Janna  36:57 And then what's the final piece of our program with literature? Right. 

Amy  37:03 The other thing is, we do schedule poetry throughout the year. So each of our levels comes with its own poetry book, in which you read at least two or three poems, I believe every week. We've also added one additional type of book to our US Literature, which is the Elements of Style. And so I use that back in high school, I know of just different, making sure that you know how to cite things, well, that the paragraph structure is fine. And the sentence structure is fine with the noun-verb adjectives. So we also include that book and the US Literature package.

 Janna  37:45 Maybe all of this is slightly overwhelming, but very exciting that these are coming out. You know, some may wonder why we decided to release two in the same year. But I think your explanation of the fact that people do things in different orders and different states in different schools if you are tied to them requires different things. So I think that satisfies that kind of itch to know well, why would you do it this way. 
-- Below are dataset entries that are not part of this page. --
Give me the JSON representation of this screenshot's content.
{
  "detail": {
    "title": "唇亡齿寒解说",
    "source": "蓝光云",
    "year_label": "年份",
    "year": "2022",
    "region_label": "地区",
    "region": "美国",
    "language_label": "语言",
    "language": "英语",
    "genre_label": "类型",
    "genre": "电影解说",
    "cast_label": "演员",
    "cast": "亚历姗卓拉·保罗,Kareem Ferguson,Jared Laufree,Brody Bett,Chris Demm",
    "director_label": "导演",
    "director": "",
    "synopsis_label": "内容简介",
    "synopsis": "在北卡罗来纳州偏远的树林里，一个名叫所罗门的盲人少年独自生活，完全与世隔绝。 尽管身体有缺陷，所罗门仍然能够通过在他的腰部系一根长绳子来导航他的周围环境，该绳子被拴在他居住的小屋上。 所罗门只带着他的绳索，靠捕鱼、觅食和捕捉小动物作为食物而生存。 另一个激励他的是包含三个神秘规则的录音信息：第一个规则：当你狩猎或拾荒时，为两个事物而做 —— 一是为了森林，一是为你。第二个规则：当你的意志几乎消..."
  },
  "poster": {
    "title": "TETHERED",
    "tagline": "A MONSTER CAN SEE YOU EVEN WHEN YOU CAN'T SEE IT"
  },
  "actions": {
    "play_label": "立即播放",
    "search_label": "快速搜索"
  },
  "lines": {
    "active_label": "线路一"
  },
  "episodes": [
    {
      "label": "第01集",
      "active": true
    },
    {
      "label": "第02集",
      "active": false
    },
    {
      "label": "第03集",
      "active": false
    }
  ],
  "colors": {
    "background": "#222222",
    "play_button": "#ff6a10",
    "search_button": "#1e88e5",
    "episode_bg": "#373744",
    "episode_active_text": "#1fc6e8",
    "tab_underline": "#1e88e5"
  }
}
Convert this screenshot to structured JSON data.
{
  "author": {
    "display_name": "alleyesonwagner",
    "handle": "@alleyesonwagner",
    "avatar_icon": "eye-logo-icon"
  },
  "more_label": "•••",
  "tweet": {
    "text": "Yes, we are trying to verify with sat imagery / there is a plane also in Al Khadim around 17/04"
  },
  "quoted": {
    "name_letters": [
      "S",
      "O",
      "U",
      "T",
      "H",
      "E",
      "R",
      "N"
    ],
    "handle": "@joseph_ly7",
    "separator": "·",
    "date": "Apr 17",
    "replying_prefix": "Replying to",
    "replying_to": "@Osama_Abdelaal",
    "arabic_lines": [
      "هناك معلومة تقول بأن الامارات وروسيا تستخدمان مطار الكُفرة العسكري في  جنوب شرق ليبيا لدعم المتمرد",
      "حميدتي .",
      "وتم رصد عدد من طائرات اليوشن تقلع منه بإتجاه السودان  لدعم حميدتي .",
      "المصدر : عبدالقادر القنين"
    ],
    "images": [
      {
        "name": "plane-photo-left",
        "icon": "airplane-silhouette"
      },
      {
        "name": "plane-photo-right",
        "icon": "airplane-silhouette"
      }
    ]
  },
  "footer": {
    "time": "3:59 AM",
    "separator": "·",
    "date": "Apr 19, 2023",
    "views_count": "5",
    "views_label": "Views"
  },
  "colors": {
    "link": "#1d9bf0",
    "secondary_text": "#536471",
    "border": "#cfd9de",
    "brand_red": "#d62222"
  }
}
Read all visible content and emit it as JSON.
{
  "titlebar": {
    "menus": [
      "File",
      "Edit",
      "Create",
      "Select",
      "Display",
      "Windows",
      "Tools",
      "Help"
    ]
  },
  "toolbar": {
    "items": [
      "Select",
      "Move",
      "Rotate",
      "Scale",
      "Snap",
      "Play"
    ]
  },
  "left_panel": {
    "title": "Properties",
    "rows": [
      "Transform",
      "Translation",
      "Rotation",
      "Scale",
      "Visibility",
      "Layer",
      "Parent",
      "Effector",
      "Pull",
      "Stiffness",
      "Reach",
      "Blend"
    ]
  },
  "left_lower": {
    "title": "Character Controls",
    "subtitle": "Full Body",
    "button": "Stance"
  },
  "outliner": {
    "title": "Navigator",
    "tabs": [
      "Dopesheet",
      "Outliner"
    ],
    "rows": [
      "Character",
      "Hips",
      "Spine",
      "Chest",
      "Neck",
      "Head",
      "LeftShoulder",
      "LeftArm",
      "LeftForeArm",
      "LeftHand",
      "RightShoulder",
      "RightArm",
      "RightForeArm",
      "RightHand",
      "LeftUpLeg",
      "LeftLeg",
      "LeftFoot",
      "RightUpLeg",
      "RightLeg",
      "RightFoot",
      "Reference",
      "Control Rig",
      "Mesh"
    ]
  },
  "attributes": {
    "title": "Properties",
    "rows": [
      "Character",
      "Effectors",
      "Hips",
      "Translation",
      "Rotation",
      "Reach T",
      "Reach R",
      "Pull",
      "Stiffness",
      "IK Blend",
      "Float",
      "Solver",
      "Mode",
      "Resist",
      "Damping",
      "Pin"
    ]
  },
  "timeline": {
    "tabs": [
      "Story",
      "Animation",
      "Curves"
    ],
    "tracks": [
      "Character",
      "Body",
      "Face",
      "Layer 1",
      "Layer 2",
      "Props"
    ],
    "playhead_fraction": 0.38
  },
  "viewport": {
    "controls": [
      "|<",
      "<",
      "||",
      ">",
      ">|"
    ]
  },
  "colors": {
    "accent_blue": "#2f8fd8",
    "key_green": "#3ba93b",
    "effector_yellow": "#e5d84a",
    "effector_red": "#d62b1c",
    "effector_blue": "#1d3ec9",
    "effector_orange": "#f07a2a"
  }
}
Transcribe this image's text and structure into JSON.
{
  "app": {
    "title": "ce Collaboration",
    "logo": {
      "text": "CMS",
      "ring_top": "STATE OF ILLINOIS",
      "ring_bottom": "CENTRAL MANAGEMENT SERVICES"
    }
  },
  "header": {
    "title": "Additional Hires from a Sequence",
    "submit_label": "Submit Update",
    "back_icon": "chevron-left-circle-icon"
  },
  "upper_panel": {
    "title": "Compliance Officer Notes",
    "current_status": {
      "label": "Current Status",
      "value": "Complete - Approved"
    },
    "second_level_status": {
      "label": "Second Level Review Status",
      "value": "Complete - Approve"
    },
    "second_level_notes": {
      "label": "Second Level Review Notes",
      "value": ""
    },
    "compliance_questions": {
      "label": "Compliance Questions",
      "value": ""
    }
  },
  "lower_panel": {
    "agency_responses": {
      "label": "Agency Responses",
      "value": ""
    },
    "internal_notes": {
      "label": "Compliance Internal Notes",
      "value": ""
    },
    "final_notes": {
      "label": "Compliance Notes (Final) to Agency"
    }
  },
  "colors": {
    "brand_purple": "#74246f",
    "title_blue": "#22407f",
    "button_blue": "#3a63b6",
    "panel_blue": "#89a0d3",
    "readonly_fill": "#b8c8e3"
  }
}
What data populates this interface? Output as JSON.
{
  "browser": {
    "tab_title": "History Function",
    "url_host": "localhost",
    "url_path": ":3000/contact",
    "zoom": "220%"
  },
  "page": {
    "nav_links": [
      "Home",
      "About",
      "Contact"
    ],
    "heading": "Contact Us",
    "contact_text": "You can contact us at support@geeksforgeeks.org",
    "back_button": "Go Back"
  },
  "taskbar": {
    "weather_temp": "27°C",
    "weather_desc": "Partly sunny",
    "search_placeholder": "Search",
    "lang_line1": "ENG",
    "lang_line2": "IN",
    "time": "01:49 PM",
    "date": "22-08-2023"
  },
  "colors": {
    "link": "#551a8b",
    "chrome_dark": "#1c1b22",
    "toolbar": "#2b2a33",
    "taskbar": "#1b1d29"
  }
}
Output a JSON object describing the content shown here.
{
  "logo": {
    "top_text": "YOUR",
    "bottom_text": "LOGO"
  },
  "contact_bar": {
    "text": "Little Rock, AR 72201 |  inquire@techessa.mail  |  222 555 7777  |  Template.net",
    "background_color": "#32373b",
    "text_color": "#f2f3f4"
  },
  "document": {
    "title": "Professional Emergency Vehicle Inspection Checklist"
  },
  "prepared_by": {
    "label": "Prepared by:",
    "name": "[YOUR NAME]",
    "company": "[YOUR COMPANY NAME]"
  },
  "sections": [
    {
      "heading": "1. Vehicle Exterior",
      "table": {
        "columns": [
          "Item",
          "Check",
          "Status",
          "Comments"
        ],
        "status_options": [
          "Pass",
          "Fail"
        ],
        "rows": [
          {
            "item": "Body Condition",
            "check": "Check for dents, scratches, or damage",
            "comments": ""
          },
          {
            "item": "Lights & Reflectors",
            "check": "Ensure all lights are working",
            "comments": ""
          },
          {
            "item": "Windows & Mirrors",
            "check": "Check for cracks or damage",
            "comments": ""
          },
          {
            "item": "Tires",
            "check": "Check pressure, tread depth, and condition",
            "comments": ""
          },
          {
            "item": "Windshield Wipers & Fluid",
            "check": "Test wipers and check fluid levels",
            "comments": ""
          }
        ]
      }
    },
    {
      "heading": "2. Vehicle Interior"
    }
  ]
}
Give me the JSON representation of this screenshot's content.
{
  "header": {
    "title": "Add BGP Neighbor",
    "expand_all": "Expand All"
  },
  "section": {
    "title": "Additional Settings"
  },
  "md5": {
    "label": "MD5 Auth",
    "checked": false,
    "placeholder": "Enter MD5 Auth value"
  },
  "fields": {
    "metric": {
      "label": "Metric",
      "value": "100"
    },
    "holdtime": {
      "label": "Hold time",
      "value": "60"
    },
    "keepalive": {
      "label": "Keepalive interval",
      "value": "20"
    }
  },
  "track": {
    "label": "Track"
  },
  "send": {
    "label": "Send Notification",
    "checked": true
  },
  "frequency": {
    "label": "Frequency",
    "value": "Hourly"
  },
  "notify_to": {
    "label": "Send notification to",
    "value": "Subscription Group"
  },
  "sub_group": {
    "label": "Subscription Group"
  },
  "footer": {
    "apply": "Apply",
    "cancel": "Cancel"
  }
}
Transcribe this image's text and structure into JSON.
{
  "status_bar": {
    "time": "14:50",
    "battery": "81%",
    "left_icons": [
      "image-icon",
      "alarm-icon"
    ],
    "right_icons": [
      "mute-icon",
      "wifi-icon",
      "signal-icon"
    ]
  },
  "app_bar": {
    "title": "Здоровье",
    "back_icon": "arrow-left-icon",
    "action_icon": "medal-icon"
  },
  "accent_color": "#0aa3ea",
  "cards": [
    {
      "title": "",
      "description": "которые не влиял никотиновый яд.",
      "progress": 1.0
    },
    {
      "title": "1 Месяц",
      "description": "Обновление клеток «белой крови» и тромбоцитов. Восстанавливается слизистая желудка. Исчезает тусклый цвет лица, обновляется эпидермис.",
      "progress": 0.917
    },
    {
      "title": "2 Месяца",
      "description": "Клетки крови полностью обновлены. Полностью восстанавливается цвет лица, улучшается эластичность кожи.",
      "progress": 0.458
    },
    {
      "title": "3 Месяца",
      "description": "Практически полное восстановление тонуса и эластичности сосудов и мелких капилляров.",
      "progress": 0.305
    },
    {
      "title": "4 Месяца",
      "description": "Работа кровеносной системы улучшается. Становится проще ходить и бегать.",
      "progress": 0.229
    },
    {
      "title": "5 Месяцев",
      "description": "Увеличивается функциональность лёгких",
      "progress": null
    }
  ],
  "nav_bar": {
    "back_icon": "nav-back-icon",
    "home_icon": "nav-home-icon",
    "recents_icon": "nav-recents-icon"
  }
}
Another nice option that we have provided in our lower levels that will be extended into the high school is our virtual add-on. And so the virtual seat will be customization as you're ordering your package. And if you're unfamiliar with that, we do have a YouTube channel about BookShark Virtual that you can get yourself familiarized with the process, and what it actually provides you but in a nutshell, it does provide a space online where your student is going to be doing their assessments instead of paper to pencil. They'll be doing it online or uploading their work so that it's a great keeper of the record. It does have automatic scoring, if it's an objective question, if it's subjective, then you or a teacher, depending on how you use our program would have to go in and score it. But it's a great add-on for independence, all of the schedules are there. I'm a user of the virtual option with my daughter, she's 13. And I get a ding on my cell phone every time she turns in an assignment. So as I'm busy working, I know that she is busy doing her school and don't have to feel like at the end of the night, I have to go track everything down and see where she's at. So definitely a bonus for parents who feel like they want their child to be a more independent student, but also they are just as busy. And it's just a way for them to be able to keep records and have things stored in one centralized place. It does make homeschooling super simple. Not easy. We both know it's not easy, but it simplifies the record-keeping and the scoring. So that will be available on these four levels of high school that we're releasing. 

Amy, thank you so much for taking the time to walk us through what these levels are and the thought processes behind how they got put together. We are so excited to see your passion that the person who's actually working with the curriculum is just as excited about it as the parents who receive it. And we hope that all of that excitement is going to translate to the students who start doing it. So, thank you so much for your dedication to furthering the education of homeschooled students around the world.

 Amy  40:17 Thanks for having me, Janna, and yeah, if you guys liked this program, please email us because I want to share the excitement with you.

 Janna  40:25 We love positive feedback. Thank you, guys, so much for taking the time to listen. Until next time, Bye-Bye.